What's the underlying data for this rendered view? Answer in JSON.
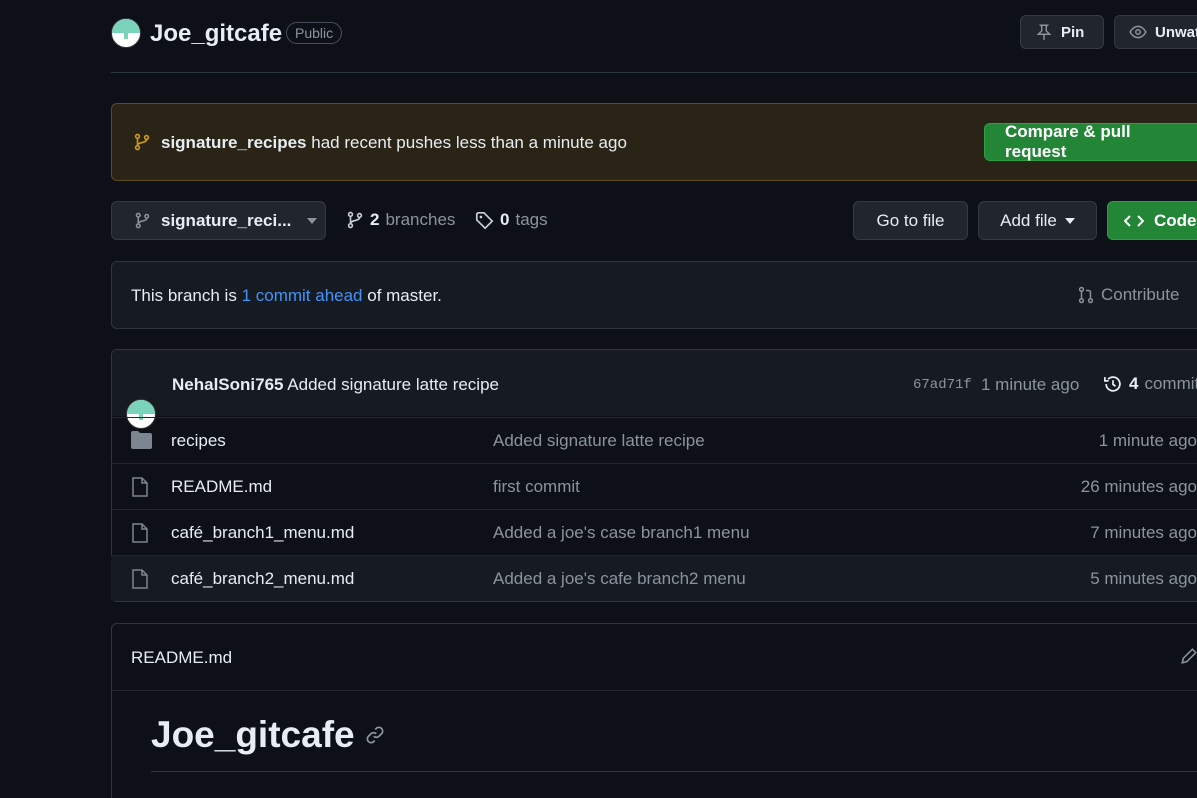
{
  "repo": {
    "name": "Joe_gitcafe",
    "visibility": "Public",
    "pin_label": "Pin",
    "watch_label": "Unwatch"
  },
  "banner": {
    "branch": "signature_recipes",
    "text": "had recent pushes less than a minute ago",
    "button": "Compare & pull request"
  },
  "toolbar": {
    "branch_selector": "signature_reci...",
    "branches_count": "2",
    "branches_label": "branches",
    "tags_count": "0",
    "tags_label": "tags",
    "go_to_file": "Go to file",
    "add_file": "Add file",
    "code": "Code"
  },
  "ahead": {
    "prefix": "This branch is",
    "link": "1 commit ahead",
    "suffix": "of master.",
    "contribute": "Contribute"
  },
  "commit": {
    "author": "NehalSoni765",
    "message": "Added signature latte recipe",
    "sha": "67ad71f",
    "time": "1 minute ago",
    "count": "4",
    "count_label": "commits"
  },
  "files": [
    {
      "type": "dir",
      "name": "recipes",
      "message": "Added signature latte recipe",
      "time": "1 minute ago"
    },
    {
      "type": "file",
      "name": "README.md",
      "message": "first commit",
      "time": "26 minutes ago"
    },
    {
      "type": "file",
      "name": "café_branch1_menu.md",
      "message": "Added a joe's case branch1 menu",
      "time": "7 minutes ago"
    },
    {
      "type": "file",
      "name": "café_branch2_menu.md",
      "message": "Added a joe's cafe branch2 menu",
      "time": "5 minutes ago"
    }
  ],
  "readme": {
    "filename": "README.md",
    "heading": "Joe_gitcafe"
  },
  "colors": {
    "background": "#0d1117",
    "accent_green": "#238636",
    "link_blue": "#4493f8",
    "banner_bg": "#2a2416"
  }
}
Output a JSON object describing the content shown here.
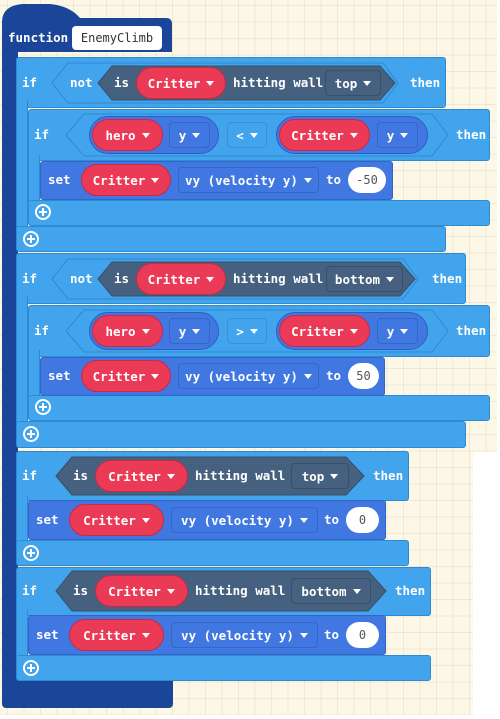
{
  "function_block": {
    "keyword": "function",
    "name": "EnemyClimb"
  },
  "blocks": [
    {
      "if_label": "if",
      "not_label": "not",
      "is_label": "is",
      "sprite": "Critter",
      "hitting_wall_label": "hitting wall",
      "wall": "top",
      "then_label": "then",
      "inner_if": {
        "if_label": "if",
        "left_sprite": "hero",
        "left_prop": "y",
        "operator": "<",
        "right_sprite": "Critter",
        "right_prop": "y",
        "then_label": "then",
        "set": {
          "set_label": "set",
          "sprite": "Critter",
          "property": "vy (velocity y)",
          "to_label": "to",
          "value": "-50"
        }
      }
    },
    {
      "if_label": "if",
      "not_label": "not",
      "is_label": "is",
      "sprite": "Critter",
      "hitting_wall_label": "hitting wall",
      "wall": "bottom",
      "then_label": "then",
      "inner_if": {
        "if_label": "if",
        "left_sprite": "hero",
        "left_prop": "y",
        "operator": ">",
        "right_sprite": "Critter",
        "right_prop": "y",
        "then_label": "then",
        "set": {
          "set_label": "set",
          "sprite": "Critter",
          "property": "vy (velocity y)",
          "to_label": "to",
          "value": "50"
        }
      }
    },
    {
      "if_label": "if",
      "is_label": "is",
      "sprite": "Critter",
      "hitting_wall_label": "hitting wall",
      "wall": "top",
      "then_label": "then",
      "set": {
        "set_label": "set",
        "sprite": "Critter",
        "property": "vy (velocity y)",
        "to_label": "to",
        "value": "0"
      }
    },
    {
      "if_label": "if",
      "is_label": "is",
      "sprite": "Critter",
      "hitting_wall_label": "hitting wall",
      "wall": "bottom",
      "then_label": "then",
      "set": {
        "set_label": "set",
        "sprite": "Critter",
        "property": "vy (velocity y)",
        "to_label": "to",
        "value": "0"
      }
    }
  ],
  "colors": {
    "function_block": "#1b4598",
    "logic_block": "#42a4ec",
    "sprite_block": "#4177e0",
    "sprite_pill": "#ea3a56",
    "condition_dark": "#46617f",
    "workspace": "#fdf7e7"
  }
}
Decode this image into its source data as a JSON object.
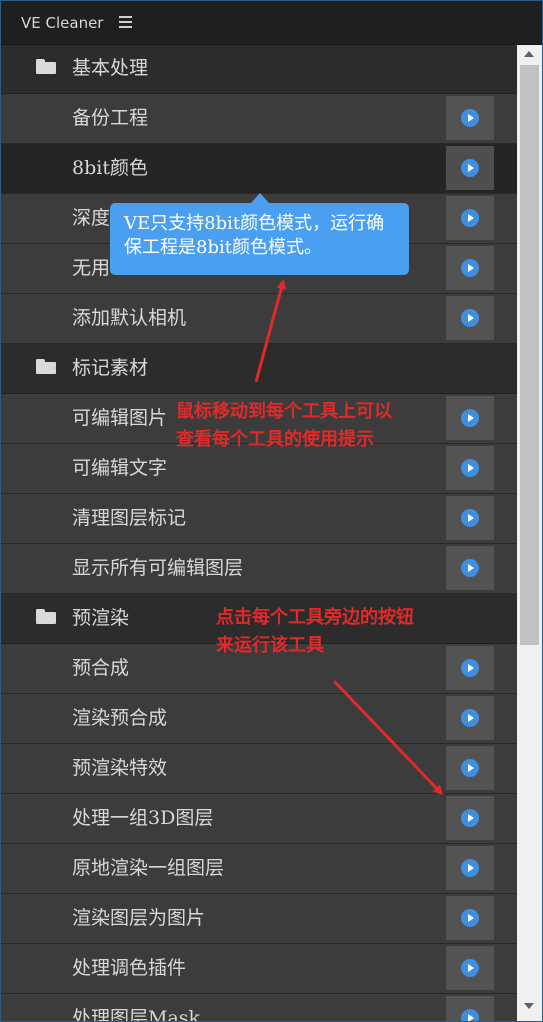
{
  "window": {
    "title": "VE Cleaner"
  },
  "rows": [
    {
      "type": "category",
      "label": "基本处理"
    },
    {
      "type": "tool",
      "label": "备份工程"
    },
    {
      "type": "tool",
      "label": "8bit颜色",
      "selected": true
    },
    {
      "type": "tool",
      "label": "深度"
    },
    {
      "type": "tool",
      "label": "无用"
    },
    {
      "type": "tool",
      "label": "添加默认相机"
    },
    {
      "type": "category",
      "label": "标记素材"
    },
    {
      "type": "tool",
      "label": "可编辑图片"
    },
    {
      "type": "tool",
      "label": "可编辑文字"
    },
    {
      "type": "tool",
      "label": "清理图层标记"
    },
    {
      "type": "tool",
      "label": "显示所有可编辑图层"
    },
    {
      "type": "category",
      "label": "预渲染"
    },
    {
      "type": "tool",
      "label": "预合成"
    },
    {
      "type": "tool",
      "label": "渲染预合成"
    },
    {
      "type": "tool",
      "label": "预渲染特效"
    },
    {
      "type": "tool",
      "label": "处理一组3D图层"
    },
    {
      "type": "tool",
      "label": "原地渲染一组图层"
    },
    {
      "type": "tool",
      "label": "渲染图层为图片"
    },
    {
      "type": "tool",
      "label": "处理调色插件"
    },
    {
      "type": "tool",
      "label": "处理图层Mask"
    }
  ],
  "tooltip": {
    "line1": "VE只支持8bit颜色模式，运行确",
    "line2": "保工程是8bit颜色模式。"
  },
  "annotations": {
    "hover_line1": "鼠标移动到每个工具上可以",
    "hover_line2": "查看每个工具的使用提示",
    "click_line1": "点击每个工具旁边的按钮",
    "click_line2": "来运行该工具"
  },
  "icons": {
    "category": "folder-icon",
    "run": "play-icon",
    "menu": "hamburger-menu-icon"
  },
  "colors": {
    "accent": "#3d8fe0",
    "tooltip": "#4b9ff0",
    "annotation": "#e02a2a"
  }
}
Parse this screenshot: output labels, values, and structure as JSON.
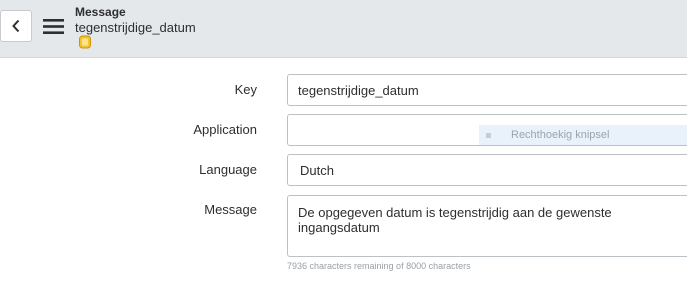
{
  "header": {
    "kind": "Message",
    "name": "tegenstrijdige_datum",
    "back_icon": "chevron-left-icon",
    "menu_icon": "hamburger-menu-icon",
    "record_icon": "record-badge-icon"
  },
  "form": {
    "key": {
      "label": "Key",
      "value": "tegenstrijdige_datum"
    },
    "application": {
      "label": "Application",
      "value": ""
    },
    "language": {
      "label": "Language",
      "value": "Dutch"
    },
    "message": {
      "label": "Message",
      "value": "De opgegeven datum is tegenstrijdig aan de gewenste ingangsdatum",
      "char_counter": "7936 characters remaining of 8000 characters"
    }
  },
  "overlay": {
    "snip_label": "Rechthoekig knipsel"
  },
  "colors": {
    "header_bg": "#e5e8eb",
    "field_border": "#bcc1c6",
    "badge": "#f4c430"
  }
}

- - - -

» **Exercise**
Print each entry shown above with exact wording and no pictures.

» **Your response**
What's the underlying data for this rendered view? Answer in JSON.
{
  "repo": {
    "name": "Joe_gitcafe",
    "visibility": "Public",
    "pin_label": "Pin",
    "watch_label": "Unwatch"
  },
  "banner": {
    "branch": "signature_recipes",
    "text": "had recent pushes less than a minute ago",
    "button": "Compare & pull request"
  },
  "toolbar": {
    "branch_selector": "signature_reci...",
    "branches_count": "2",
    "branches_label": "branches",
    "tags_count": "0",
    "tags_label": "tags",
    "go_to_file": "Go to file",
    "add_file": "Add file",
    "code": "Code"
  },
  "ahead": {
    "prefix": "This branch is",
    "link": "1 commit ahead",
    "suffix": "of master.",
    "contribute": "Contribute"
  },
  "commit": {
    "author": "NehalSoni765",
    "message": "Added signature latte recipe",
    "sha": "67ad71f",
    "time": "1 minute ago",
    "count": "4",
    "count_label": "commits"
  },
  "files": [
    {
      "type": "dir",
      "name": "recipes",
      "message": "Added signature latte recipe",
      "time": "1 minute ago"
    },
    {
      "type": "file",
      "name": "README.md",
      "message": "first commit",
      "time": "26 minutes ago"
    },
    {
      "type": "file",
      "name": "café_branch1_menu.md",
      "message": "Added a joe's case branch1 menu",
      "time": "7 minutes ago"
    },
    {
      "type": "file",
      "name": "café_branch2_menu.md",
      "message": "Added a joe's cafe branch2 menu",
      "time": "5 minutes ago"
    }
  ],
  "readme": {
    "filename": "README.md",
    "heading": "Joe_gitcafe"
  },
  "colors": {
    "background": "#0d1117",
    "accent_green": "#238636",
    "link_blue": "#4493f8",
    "banner_bg": "#2a2416"
  }
}
Output a JSON object describing the content shown here.
{
  "function_block": {
    "keyword": "function",
    "name": "EnemyClimb"
  },
  "blocks": [
    {
      "if_label": "if",
      "not_label": "not",
      "is_label": "is",
      "sprite": "Critter",
      "hitting_wall_label": "hitting wall",
      "wall": "top",
      "then_label": "then",
      "inner_if": {
        "if_label": "if",
        "left_sprite": "hero",
        "left_prop": "y",
        "operator": "<",
        "right_sprite": "Critter",
        "right_prop": "y",
        "then_label": "then",
        "set": {
          "set_label": "set",
          "sprite": "Critter",
          "property": "vy (velocity y)",
          "to_label": "to",
          "value": "-50"
        }
      }
    },
    {
      "if_label": "if",
      "not_label": "not",
      "is_label": "is",
      "sprite": "Critter",
      "hitting_wall_label": "hitting wall",
      "wall": "bottom",
      "then_label": "then",
      "inner_if": {
        "if_label": "if",
        "left_sprite": "hero",
        "left_prop": "y",
        "operator": ">",
        "right_sprite": "Critter",
        "right_prop": "y",
        "then_label": "then",
        "set": {
          "set_label": "set",
          "sprite": "Critter",
          "property": "vy (velocity y)",
          "to_label": "to",
          "value": "50"
        }
      }
    },
    {
      "if_label": "if",
      "is_label": "is",
      "sprite": "Critter",
      "hitting_wall_label": "hitting wall",
      "wall": "top",
      "then_label": "then",
      "set": {
        "set_label": "set",
        "sprite": "Critter",
        "property": "vy (velocity y)",
        "to_label": "to",
        "value": "0"
      }
    },
    {
      "if_label": "if",
      "is_label": "is",
      "sprite": "Critter",
      "hitting_wall_label": "hitting wall",
      "wall": "bottom",
      "then_label": "then",
      "set": {
        "set_label": "set",
        "sprite": "Critter",
        "property": "vy (velocity y)",
        "to_label": "to",
        "value": "0"
      }
    }
  ],
  "colors": {
    "function_block": "#1b4598",
    "logic_block": "#42a4ec",
    "sprite_block": "#4177e0",
    "sprite_pill": "#ea3a56",
    "condition_dark": "#46617f",
    "workspace": "#fdf7e7"
  }
}
Decode this image into its source data as a JSON object.
{
  "window": {
    "title": "VE Cleaner"
  },
  "rows": [
    {
      "type": "category",
      "label": "基本处理"
    },
    {
      "type": "tool",
      "label": "备份工程"
    },
    {
      "type": "tool",
      "label": "8bit颜色",
      "selected": true
    },
    {
      "type": "tool",
      "label": "深度"
    },
    {
      "type": "tool",
      "label": "无用"
    },
    {
      "type": "tool",
      "label": "添加默认相机"
    },
    {
      "type": "category",
      "label": "标记素材"
    },
    {
      "type": "tool",
      "label": "可编辑图片"
    },
    {
      "type": "tool",
      "label": "可编辑文字"
    },
    {
      "type": "tool",
      "label": "清理图层标记"
    },
    {
      "type": "tool",
      "label": "显示所有可编辑图层"
    },
    {
      "type": "category",
      "label": "预渲染"
    },
    {
      "type": "tool",
      "label": "预合成"
    },
    {
      "type": "tool",
      "label": "渲染预合成"
    },
    {
      "type": "tool",
      "label": "预渲染特效"
    },
    {
      "type": "tool",
      "label": "处理一组3D图层"
    },
    {
      "type": "tool",
      "label": "原地渲染一组图层"
    },
    {
      "type": "tool",
      "label": "渲染图层为图片"
    },
    {
      "type": "tool",
      "label": "处理调色插件"
    },
    {
      "type": "tool",
      "label": "处理图层Mask"
    }
  ],
  "tooltip": {
    "line1": "VE只支持8bit颜色模式，运行确",
    "line2": "保工程是8bit颜色模式。"
  },
  "annotations": {
    "hover_line1": "鼠标移动到每个工具上可以",
    "hover_line2": "查看每个工具的使用提示",
    "click_line1": "点击每个工具旁边的按钮",
    "click_line2": "来运行该工具"
  },
  "icons": {
    "category": "folder-icon",
    "run": "play-icon",
    "menu": "hamburger-menu-icon"
  },
  "colors": {
    "accent": "#3d8fe0",
    "tooltip": "#4b9ff0",
    "annotation": "#e02a2a"
  }
}
Parse this screenshot: output labels, values, and structure as JSON.
{
  "header": {
    "kind": "Message",
    "name": "tegenstrijdige_datum",
    "back_icon": "chevron-left-icon",
    "menu_icon": "hamburger-menu-icon",
    "record_icon": "record-badge-icon"
  },
  "form": {
    "key": {
      "label": "Key",
      "value": "tegenstrijdige_datum"
    },
    "application": {
      "label": "Application",
      "value": ""
    },
    "language": {
      "label": "Language",
      "value": "Dutch"
    },
    "message": {
      "label": "Message",
      "value": "De opgegeven datum is tegenstrijdig aan de gewenste ingangsdatum",
      "char_counter": "7936 characters remaining of 8000 characters"
    }
  },
  "overlay": {
    "snip_label": "Rechthoekig knipsel"
  },
  "colors": {
    "header_bg": "#e5e8eb",
    "field_border": "#bcc1c6",
    "badge": "#f4c430"
  }
}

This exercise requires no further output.